Switching high schools (and home states) in senior year can be tough on many teenagers who never quite make peace with the decision, although there are definitely those out there who welcome a change … even if their delight is far from immediate. So how your daughter fares overall will depend a lot on which of these camps she falls in. She may find it exciting to explore new surroundings, to make new friends, and to test-drive opportunities she doesn’t have where she’s living now … or she may spend the year ahead glued to Facebook and Snapchat. But, from a college-admission perspective, there can actually be more pros than cons, especially if your daughter takes advantage of the move, however traumatic it may initially seem.
When it’s time to apply to college, your daughter can report the leadership positions she relinquished when she had to move (using the “Additional Information” section of her applications or an extra unsolicited essay or possibly her primary essay). However, if she is aiming for the Ivies and other uber-selective institutions, then leadership roles in school clubs are typically considered a worthwhile use of time but are otherwise viewed as ho-hum. The most sought-after colleges are overrun with Key Club presidents, Debate Society secretaries, and Model UN treasurers. So holding positions such as those won’t really move the needle at the hyper-competitive places. And, thus, giving them up won’t either.
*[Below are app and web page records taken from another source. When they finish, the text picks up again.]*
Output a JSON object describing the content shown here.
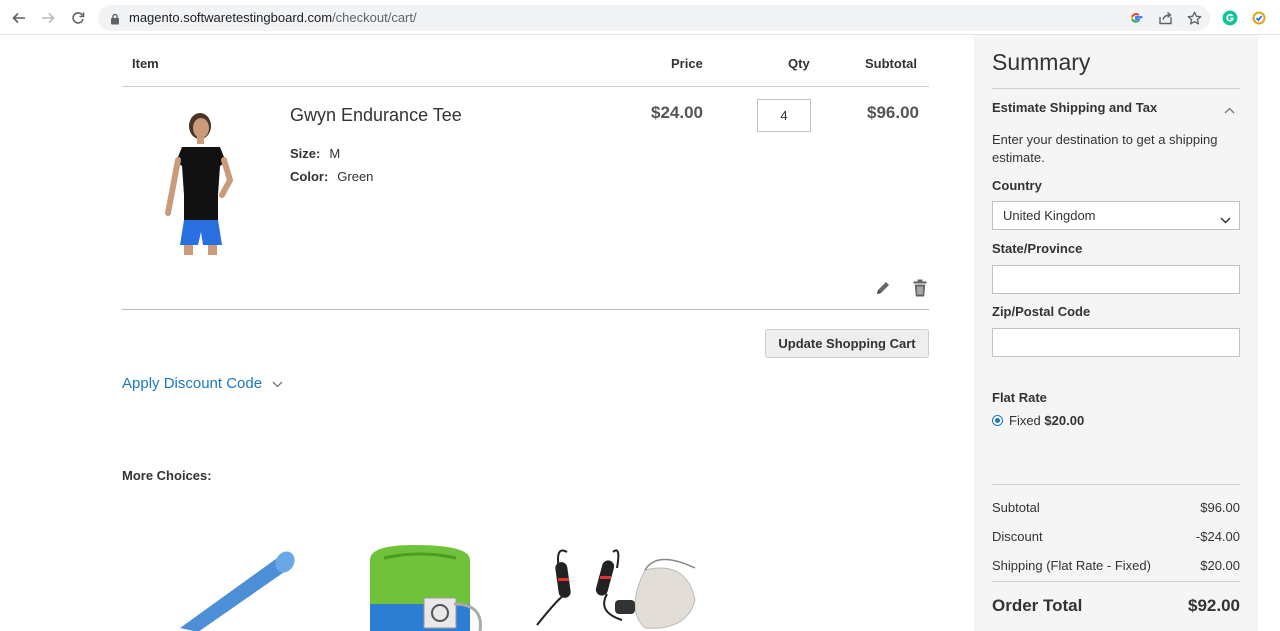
{
  "browser": {
    "url_host": "magento.softwaretestingboard.com",
    "url_path": "/checkout/cart/"
  },
  "cart": {
    "headers": {
      "item": "Item",
      "price": "Price",
      "qty": "Qty",
      "subtotal": "Subtotal"
    },
    "items": [
      {
        "name": "Gwyn Endurance Tee",
        "options": [
          {
            "label": "Size:",
            "value": "M"
          },
          {
            "label": "Color:",
            "value": "Green"
          }
        ],
        "price": "$24.00",
        "qty": "4",
        "subtotal": "$96.00"
      }
    ],
    "update_button": "Update Shopping Cart",
    "discount_link": "Apply Discount Code",
    "more_choices": "More Choices:"
  },
  "summary": {
    "title": "Summary",
    "estimate_title": "Estimate Shipping and Tax",
    "estimate_note": "Enter your destination to get a shipping estimate.",
    "country_label": "Country",
    "country_value": "United Kingdom",
    "state_label": "State/Province",
    "zip_label": "Zip/Postal Code",
    "flat_rate_label": "Flat Rate",
    "fixed_label": "Fixed",
    "fixed_price": "$20.00",
    "totals": [
      {
        "label": "Subtotal",
        "value": "$96.00"
      },
      {
        "label": "Discount",
        "value": "-$24.00"
      },
      {
        "label": "Shipping (Flat Rate - Fixed)",
        "value": "$20.00"
      }
    ],
    "order_total_label": "Order Total",
    "order_total_value": "$92.00"
  },
  "colors": {
    "link": "#1979c3",
    "summary_bg": "#f5f5f5"
  }
}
At other selective but not impossible-dream schools, admission committees will be understanding of your daughter’s circumstances and will give her some “credit” for the elections she won, even if she was never able to carry out her leadership duties.
The silver lining to this situation is that, by finding herself on unfamiliar turf next fall and without the to-do list that her club responsibilities would have required at her former school, your daughter may be able to indulge in new interests or spend more time on older, neglected ones. And these activities could actually stand out more on college applications than the usual-suspect school clubs would have done.
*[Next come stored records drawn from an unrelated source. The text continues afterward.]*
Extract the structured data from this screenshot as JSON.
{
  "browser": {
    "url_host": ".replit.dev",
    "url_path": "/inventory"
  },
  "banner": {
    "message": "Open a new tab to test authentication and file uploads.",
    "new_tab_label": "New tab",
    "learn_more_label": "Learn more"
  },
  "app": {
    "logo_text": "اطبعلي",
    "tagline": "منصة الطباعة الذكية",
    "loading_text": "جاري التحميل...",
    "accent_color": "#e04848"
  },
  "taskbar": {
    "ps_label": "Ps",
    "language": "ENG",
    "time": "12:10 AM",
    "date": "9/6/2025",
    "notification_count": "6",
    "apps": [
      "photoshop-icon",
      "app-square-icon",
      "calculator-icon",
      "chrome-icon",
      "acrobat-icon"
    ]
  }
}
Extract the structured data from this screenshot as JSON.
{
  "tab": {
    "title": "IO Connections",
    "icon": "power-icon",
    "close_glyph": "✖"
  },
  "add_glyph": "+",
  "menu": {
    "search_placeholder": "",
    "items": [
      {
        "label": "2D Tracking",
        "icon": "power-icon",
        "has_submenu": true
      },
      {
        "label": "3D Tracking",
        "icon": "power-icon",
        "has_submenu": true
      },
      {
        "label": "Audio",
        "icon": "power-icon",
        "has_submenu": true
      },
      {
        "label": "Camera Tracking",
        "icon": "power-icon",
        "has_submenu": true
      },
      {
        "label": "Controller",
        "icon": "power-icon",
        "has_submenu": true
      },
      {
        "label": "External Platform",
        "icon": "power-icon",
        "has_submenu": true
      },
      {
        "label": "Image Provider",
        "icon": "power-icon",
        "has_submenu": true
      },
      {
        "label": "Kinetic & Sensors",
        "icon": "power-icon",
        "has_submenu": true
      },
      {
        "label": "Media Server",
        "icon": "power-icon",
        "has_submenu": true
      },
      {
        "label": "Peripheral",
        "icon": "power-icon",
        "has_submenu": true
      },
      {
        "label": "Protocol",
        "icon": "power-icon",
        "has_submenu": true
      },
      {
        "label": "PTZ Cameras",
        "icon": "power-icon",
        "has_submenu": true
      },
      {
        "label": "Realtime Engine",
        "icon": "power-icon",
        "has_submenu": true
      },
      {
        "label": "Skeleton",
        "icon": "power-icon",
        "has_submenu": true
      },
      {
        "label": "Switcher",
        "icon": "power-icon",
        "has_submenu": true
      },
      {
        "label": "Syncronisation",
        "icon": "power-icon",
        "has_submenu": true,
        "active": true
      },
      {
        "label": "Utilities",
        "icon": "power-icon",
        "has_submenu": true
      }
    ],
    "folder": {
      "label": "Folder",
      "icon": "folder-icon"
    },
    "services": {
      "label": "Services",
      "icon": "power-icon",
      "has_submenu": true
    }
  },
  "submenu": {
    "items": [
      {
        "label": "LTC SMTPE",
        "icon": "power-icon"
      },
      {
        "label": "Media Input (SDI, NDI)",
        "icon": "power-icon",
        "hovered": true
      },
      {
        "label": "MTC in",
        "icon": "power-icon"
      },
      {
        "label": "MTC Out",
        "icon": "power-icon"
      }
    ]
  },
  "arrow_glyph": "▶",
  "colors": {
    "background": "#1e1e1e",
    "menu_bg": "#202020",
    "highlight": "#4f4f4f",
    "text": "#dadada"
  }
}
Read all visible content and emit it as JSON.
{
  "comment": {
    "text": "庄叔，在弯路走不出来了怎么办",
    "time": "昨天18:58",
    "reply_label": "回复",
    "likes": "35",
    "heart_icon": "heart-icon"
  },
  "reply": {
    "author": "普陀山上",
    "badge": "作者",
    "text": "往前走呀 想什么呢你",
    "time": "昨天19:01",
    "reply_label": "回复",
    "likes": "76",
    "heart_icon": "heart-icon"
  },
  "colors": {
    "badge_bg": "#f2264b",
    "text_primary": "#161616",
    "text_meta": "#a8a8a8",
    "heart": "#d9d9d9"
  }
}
For instance, you daughter may enjoy having extra hours to pursue individual undertakings (photography, painting, cooking, hiking … ) or she might even turn the stress of her 12th-grade relocation into an extracurricular “activity” by creating a guidebook, blog, screenplay, short story, etc. aimed at other students who end up in similar straits. She could get an after-school job (admission folks seem to love to see applicants scooping sundaes and flipping burgers!). If your move means strikingly different surroundings (from urban to rural or vice versa), your daughter could write an amusing college essay about being a newbie in 4-H, making her first-ever eye-contact with a rooster, or about getting so lost on the subway that she actually crossed state lines!
Starting a new school as a senior will definitely mean that your daughter loses … well … seniority. She won’t run the clubs and she may even get opted out of her top-choice classes. She will probably have to rely on teachers from her previous school for recommendations and she won’t be able to count on her new guidance counselor to understand her needs … or to write a glowing recommendation. But it will also give her a chance to reinvent herself, which she may find intriguing and which could ultimately even help her to stand in the crowd at admissions-verdict time. So she should definitely explain her circumstances to admission officers in essays, interviews, supplemental letters … whatever it takes. But she should endeavor to put a positive spin on her experience as she also addresses the challenges. If she is able to show that she has embraced the move and learned from it, despite the inevitable drawbacks, it’s likely that admission officials will appreciate her positive attitude and will recognize that, having survived such a big change already, she is more likely to make a seamless adjustment to college than some of her classmates will.